The steps of each rung that he climbed took them to all parts of the island. They had to participate in various public and private functions. Met people of different walks of life which included superiors, colleagues and politicians some who admired, tolerated or detested. Sita in her inimitable ways was besides Nalin giving all the encouragement. The perfect hostess who entertained lavishly and ungrudgingly. My wife and I have had may occasions to taste the spread on their table, a great tribute to her compared to any renowned Chef.

Their happiness was tenfold when they brought forth two young men whom they nurtured with great care and sent out to the world. Today, the elder married and much to their joy brought forth a pair of twins and another. The younger found a partner with their blessings and is about to tie the nuptial knot. It was unfortunate that Sita will not be there to see them walk down the aisle. Unfortunately the creator’s choice was otherwise and her mortal body was turned to ashes.

The large and distinguished crowds that visited their now darkened home and the cemetery bore ample testimony to how they lived and how they were loved. It is an irreparable loss not only to Nalin, Nishantha, Rajitha and sister Ranjani but also to everyone who knew her.
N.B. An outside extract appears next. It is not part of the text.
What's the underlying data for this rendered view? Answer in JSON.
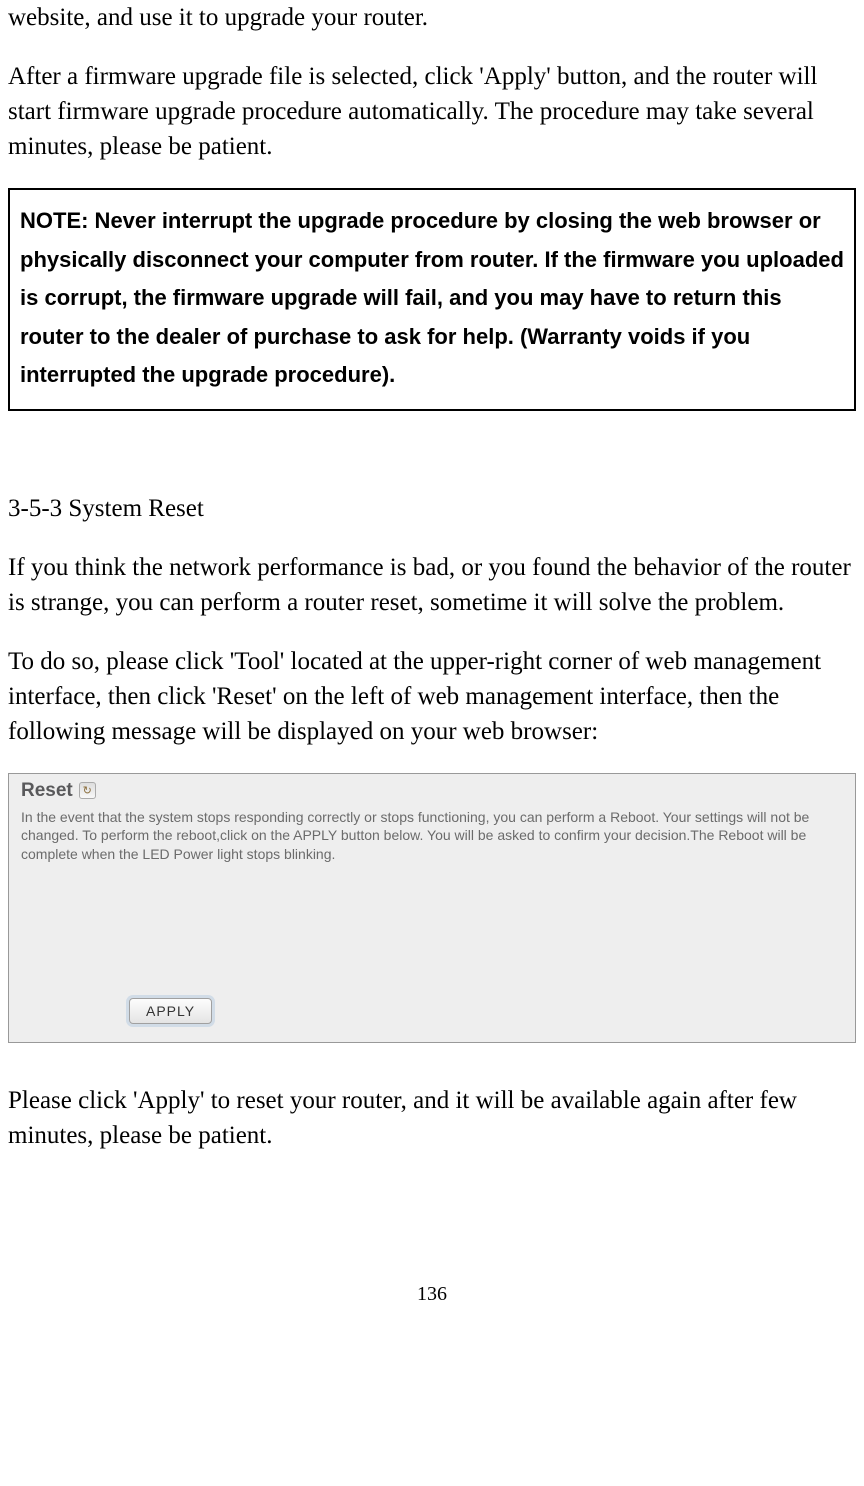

May the wind carry her ashes and spread the goodwill, friendship and love she lavished during her short tenure of life.
Susantha S.